**Problem details**:
If an entry below contains an image, drop the image and retype the rest exactly.
[Start of section]
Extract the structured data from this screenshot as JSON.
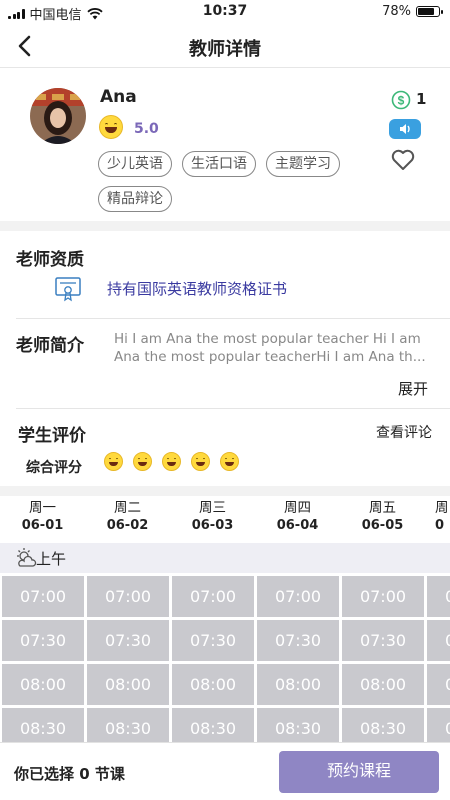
{
  "status_bar": {
    "carrier": "中国电信",
    "time": "10:37",
    "battery": "78%",
    "battery_level": 0.78
  },
  "nav": {
    "title": "教师详情"
  },
  "teacher": {
    "name": "Ana",
    "rating": "5.0",
    "coins": "1",
    "tags": [
      "少儿英语",
      "生活口语",
      "主题学习",
      "精品辩论"
    ]
  },
  "qualification": {
    "title": "老师资质",
    "cert": "持有国际英语教师资格证书"
  },
  "intro": {
    "title": "老师简介",
    "text": "Hi I am Ana the most popular teacher Hi I am Ana the most popular teacherHi I am Ana th...",
    "expand": "展开"
  },
  "reviews": {
    "title": "学生评价",
    "view": "查看评论",
    "overall": "综合评分",
    "stars": 5
  },
  "schedule": {
    "days": [
      {
        "name": "周一",
        "date": "06-01"
      },
      {
        "name": "周二",
        "date": "06-02"
      },
      {
        "name": "周三",
        "date": "06-03"
      },
      {
        "name": "周四",
        "date": "06-04"
      },
      {
        "name": "周五",
        "date": "06-05"
      },
      {
        "name": "周",
        "date": "0"
      }
    ],
    "period": "上午",
    "times": [
      "07:00",
      "07:30",
      "08:00",
      "08:30"
    ]
  },
  "footer": {
    "selected": "你已选择 0 节课",
    "book": "预约课程"
  },
  "colors": {
    "accent": "#8f86c4",
    "score": "#7b68b8",
    "slot": "#c9c9ce",
    "audio": "#3aa0e0"
  }
}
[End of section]
**Response below**:
Extract the structured data from this screenshot as JSON.
{
  "status_bar": {
    "carrier": "中国电信",
    "time": "10:37",
    "battery": "78%",
    "battery_level": 0.78
  },
  "nav": {
    "title": "教师详情"
  },
  "teacher": {
    "name": "Ana",
    "rating": "5.0",
    "coins": "1",
    "tags": [
      "少儿英语",
      "生活口语",
      "主题学习",
      "精品辩论"
    ]
  },
  "qualification": {
    "title": "老师资质",
    "cert": "持有国际英语教师资格证书"
  },
  "intro": {
    "title": "老师简介",
    "text": "Hi I am Ana the most popular teacher Hi I am Ana the most popular teacherHi I am Ana th...",
    "expand": "展开"
  },
  "reviews": {
    "title": "学生评价",
    "view": "查看评论",
    "overall": "综合评分",
    "stars": 5
  },
  "schedule": {
    "days": [
      {
        "name": "周一",
        "date": "06-01"
      },
      {
        "name": "周二",
        "date": "06-02"
      },
      {
        "name": "周三",
        "date": "06-03"
      },
      {
        "name": "周四",
        "date": "06-04"
      },
      {
        "name": "周五",
        "date": "06-05"
      },
      {
        "name": "周",
        "date": "0"
      }
    ],
    "period": "上午",
    "times": [
      "07:00",
      "07:30",
      "08:00",
      "08:30"
    ]
  },
  "footer": {
    "selected": "你已选择 0 节课",
    "book": "预约课程"
  },
  "colors": {
    "accent": "#8f86c4",
    "score": "#7b68b8",
    "slot": "#c9c9ce",
    "audio": "#3aa0e0"
  }
}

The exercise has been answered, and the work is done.